(Website and app data records)
= Beginning of Section =

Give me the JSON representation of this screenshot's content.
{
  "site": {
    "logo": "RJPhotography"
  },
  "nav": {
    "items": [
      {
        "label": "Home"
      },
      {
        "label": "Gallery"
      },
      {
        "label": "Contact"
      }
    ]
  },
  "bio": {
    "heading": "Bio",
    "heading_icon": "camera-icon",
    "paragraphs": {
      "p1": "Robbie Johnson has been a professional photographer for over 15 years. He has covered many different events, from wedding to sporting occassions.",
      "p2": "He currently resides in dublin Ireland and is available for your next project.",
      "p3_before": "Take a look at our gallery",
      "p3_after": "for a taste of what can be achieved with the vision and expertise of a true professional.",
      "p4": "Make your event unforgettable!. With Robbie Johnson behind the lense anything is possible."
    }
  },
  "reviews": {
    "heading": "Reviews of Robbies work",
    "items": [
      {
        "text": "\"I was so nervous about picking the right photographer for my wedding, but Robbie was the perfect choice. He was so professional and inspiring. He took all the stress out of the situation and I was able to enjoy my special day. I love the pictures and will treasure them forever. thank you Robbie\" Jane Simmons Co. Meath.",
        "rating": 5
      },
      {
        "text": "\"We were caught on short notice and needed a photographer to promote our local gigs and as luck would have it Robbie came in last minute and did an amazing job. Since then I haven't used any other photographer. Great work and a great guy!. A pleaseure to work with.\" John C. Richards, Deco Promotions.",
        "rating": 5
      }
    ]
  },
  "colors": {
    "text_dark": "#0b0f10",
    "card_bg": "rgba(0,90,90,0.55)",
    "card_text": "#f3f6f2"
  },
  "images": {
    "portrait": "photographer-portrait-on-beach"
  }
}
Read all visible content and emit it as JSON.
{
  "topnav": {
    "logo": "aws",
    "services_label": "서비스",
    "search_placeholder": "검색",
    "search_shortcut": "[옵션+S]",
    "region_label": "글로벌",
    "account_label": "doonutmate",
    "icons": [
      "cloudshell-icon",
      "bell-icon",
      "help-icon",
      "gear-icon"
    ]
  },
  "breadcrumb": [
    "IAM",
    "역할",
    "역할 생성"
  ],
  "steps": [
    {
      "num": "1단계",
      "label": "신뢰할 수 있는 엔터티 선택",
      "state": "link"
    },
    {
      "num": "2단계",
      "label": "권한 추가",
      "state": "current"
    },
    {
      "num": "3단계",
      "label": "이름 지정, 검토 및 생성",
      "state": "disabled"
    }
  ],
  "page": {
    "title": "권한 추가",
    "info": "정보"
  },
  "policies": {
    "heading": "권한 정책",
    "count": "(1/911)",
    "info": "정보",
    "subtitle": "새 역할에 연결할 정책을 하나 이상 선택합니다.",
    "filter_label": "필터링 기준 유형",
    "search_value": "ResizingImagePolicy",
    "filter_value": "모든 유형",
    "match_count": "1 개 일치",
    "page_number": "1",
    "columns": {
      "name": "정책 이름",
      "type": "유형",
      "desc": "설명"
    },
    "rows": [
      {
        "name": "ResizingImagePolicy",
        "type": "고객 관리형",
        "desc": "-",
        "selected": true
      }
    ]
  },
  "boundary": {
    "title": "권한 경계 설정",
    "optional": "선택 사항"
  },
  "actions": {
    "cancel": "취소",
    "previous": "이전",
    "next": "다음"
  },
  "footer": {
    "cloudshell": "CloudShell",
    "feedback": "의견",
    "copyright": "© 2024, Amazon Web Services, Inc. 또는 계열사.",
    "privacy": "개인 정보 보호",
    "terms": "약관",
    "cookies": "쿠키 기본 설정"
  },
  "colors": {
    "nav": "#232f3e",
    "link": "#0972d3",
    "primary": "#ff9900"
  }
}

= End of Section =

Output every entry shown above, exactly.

Give me the JSON representation of this screenshot's content.
{
  "site": {
    "logo": "RJPhotography"
  },
  "nav": {
    "items": [
      {
        "label": "Home"
      },
      {
        "label": "Gallery"
      },
      {
        "label": "Contact"
      }
    ]
  },
  "bio": {
    "heading": "Bio",
    "heading_icon": "camera-icon",
    "paragraphs": {
      "p1": "Robbie Johnson has been a professional photographer for over 15 years. He has covered many different events, from wedding to sporting occassions.",
      "p2": "He currently resides in dublin Ireland and is available for your next project.",
      "p3_before": "Take a look at our gallery",
      "p3_after": "for a taste of what can be achieved with the vision and expertise of a true professional.",
      "p4": "Make your event unforgettable!. With Robbie Johnson behind the lense anything is possible."
    }
  },
  "reviews": {
    "heading": "Reviews of Robbies work",
    "items": [
      {
        "text": "\"I was so nervous about picking the right photographer for my wedding, but Robbie was the perfect choice. He was so professional and inspiring. He took all the stress out of the situation and I was able to enjoy my special day. I love the pictures and will treasure them forever. thank you Robbie\" Jane Simmons Co. Meath.",
        "rating": 5
      },
      {
        "text": "\"We were caught on short notice and needed a photographer to promote our local gigs and as luck would have it Robbie came in last minute and did an amazing job. Since then I haven't used any other photographer. Great work and a great guy!. A pleaseure to work with.\" John C. Richards, Deco Promotions.",
        "rating": 5
      }
    ]
  },
  "colors": {
    "text_dark": "#0b0f10",
    "card_bg": "rgba(0,90,90,0.55)",
    "card_text": "#f3f6f2"
  },
  "images": {
    "portrait": "photographer-portrait-on-beach"
  }
}
Read all visible content and emit it as JSON.
{
  "topnav": {
    "logo": "aws",
    "services_label": "서비스",
    "search_placeholder": "검색",
    "search_shortcut": "[옵션+S]",
    "region_label": "글로벌",
    "account_label": "doonutmate",
    "icons": [
      "cloudshell-icon",
      "bell-icon",
      "help-icon",
      "gear-icon"
    ]
  },
  "breadcrumb": [
    "IAM",
    "역할",
    "역할 생성"
  ],
  "steps": [
    {
      "num": "1단계",
      "label": "신뢰할 수 있는 엔터티 선택",
      "state": "link"
    },
    {
      "num": "2단계",
      "label": "권한 추가",
      "state": "current"
    },
    {
      "num": "3단계",
      "label": "이름 지정, 검토 및 생성",
      "state": "disabled"
    }
  ],
  "page": {
    "title": "권한 추가",
    "info": "정보"
  },
  "policies": {
    "heading": "권한 정책",
    "count": "(1/911)",
    "info": "정보",
    "subtitle": "새 역할에 연결할 정책을 하나 이상 선택합니다.",
    "filter_label": "필터링 기준 유형",
    "search_value": "ResizingImagePolicy",
    "filter_value": "모든 유형",
    "match_count": "1 개 일치",
    "page_number": "1",
    "columns": {
      "name": "정책 이름",
      "type": "유형",
      "desc": "설명"
    },
    "rows": [
      {
        "name": "ResizingImagePolicy",
        "type": "고객 관리형",
        "desc": "-",
        "selected": true
      }
    ]
  },
  "boundary": {
    "title": "권한 경계 설정",
    "optional": "선택 사항"
  },
  "actions": {
    "cancel": "취소",
    "previous": "이전",
    "next": "다음"
  },
  "footer": {
    "cloudshell": "CloudShell",
    "feedback": "의견",
    "copyright": "© 2024, Amazon Web Services, Inc. 또는 계열사.",
    "privacy": "개인 정보 보호",
    "terms": "약관",
    "cookies": "쿠키 기본 설정"
  },
  "colors": {
    "nav": "#232f3e",
    "link": "#0972d3",
    "primary": "#ff9900"
  }
}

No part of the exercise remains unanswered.